- Make sure clothing is light colored, lightweight and loosefitting, or exposes as much of the skin as possible
- Limit activity at midday, when the temperature is hottest
- Decrease or stop practices or competitions if necessary, or move them indoors or to a shady area
- Ensure that fluid is available at all times
See more In-depth
- Bergeron MF. Hydration in the pediatric athlete — How to guide your patients. Current Sports Medicine Reports. 2015;14:288.
- Council on Sports Medicine and Fitness and Council on School Health, et al. Policy statement — Climatic heat stress and exercising children and adolescents. Pediatrics. 2011;128:e741.
- Extreme heat and your health: Heat and athletes. Centers for Disease Control and Prevention. https://www.cdc.gov/extremeheat/athletes.html. Accessed May 30, 2017.
- Casa DJ, et al. National Athletic Trainers' Association position statement: Exertional heat illnesses. Journal of Athletic Training. 2015;50:986.
- Yeargin SW, et al. Epidemiology of exertional heat illnesses in youth, high school, and college football. Medicine and Science in Sports and Exercise. 2016;48:1523.
- Parents' and coaches' guide to dehydration and other heat illnesses in children.
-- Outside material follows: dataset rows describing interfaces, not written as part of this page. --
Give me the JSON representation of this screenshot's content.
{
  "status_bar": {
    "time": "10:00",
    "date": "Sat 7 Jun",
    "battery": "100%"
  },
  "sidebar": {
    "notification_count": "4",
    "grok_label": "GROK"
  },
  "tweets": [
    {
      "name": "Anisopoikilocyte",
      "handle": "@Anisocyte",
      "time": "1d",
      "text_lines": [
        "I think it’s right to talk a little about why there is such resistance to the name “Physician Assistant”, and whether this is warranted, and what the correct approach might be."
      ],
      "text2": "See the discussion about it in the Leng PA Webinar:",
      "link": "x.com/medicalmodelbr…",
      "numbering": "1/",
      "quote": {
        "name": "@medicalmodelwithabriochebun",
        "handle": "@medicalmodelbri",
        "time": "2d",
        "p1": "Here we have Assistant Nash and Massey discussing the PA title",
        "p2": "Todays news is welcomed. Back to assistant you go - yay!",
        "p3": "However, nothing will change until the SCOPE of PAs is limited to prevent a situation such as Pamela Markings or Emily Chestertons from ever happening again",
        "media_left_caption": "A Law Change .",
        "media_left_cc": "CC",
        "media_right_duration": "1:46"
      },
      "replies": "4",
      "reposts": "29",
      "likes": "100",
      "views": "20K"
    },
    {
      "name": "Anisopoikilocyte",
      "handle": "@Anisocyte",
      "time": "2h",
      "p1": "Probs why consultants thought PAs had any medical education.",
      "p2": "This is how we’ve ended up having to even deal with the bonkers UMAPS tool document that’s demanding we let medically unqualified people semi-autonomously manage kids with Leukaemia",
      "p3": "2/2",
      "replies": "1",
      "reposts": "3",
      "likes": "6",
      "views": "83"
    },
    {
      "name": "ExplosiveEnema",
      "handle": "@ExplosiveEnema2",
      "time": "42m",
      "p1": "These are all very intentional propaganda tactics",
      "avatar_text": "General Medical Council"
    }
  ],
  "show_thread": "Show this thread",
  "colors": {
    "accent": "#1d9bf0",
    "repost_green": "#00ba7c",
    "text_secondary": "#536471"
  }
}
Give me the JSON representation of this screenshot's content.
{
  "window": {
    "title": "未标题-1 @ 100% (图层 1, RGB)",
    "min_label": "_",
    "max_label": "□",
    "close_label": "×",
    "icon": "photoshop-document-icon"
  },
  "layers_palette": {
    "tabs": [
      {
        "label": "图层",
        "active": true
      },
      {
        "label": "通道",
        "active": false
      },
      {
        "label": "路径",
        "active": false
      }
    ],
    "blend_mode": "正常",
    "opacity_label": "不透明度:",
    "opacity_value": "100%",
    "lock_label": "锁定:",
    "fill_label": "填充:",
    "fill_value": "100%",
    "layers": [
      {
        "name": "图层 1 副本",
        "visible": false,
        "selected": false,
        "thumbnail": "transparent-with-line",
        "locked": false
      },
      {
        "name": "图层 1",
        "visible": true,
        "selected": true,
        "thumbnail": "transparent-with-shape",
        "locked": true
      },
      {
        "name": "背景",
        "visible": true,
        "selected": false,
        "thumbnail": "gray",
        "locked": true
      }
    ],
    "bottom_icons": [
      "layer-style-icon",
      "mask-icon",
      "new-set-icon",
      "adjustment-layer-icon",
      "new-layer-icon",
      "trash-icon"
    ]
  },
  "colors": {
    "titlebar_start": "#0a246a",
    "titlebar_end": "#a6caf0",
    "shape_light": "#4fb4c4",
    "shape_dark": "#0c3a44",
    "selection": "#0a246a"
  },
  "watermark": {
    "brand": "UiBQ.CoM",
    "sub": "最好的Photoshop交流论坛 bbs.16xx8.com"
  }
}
National Athletic Trainers' Association. http://www.nata.org/practice-patient-care/health-issues/heat-illness. Accessed May 24, 2017.
- Somers MJ. Clinical assessment and diagnosis of hypovolemia (dehydration) in children. https://www.uptodate.com/home. Accessed May 26, 2017.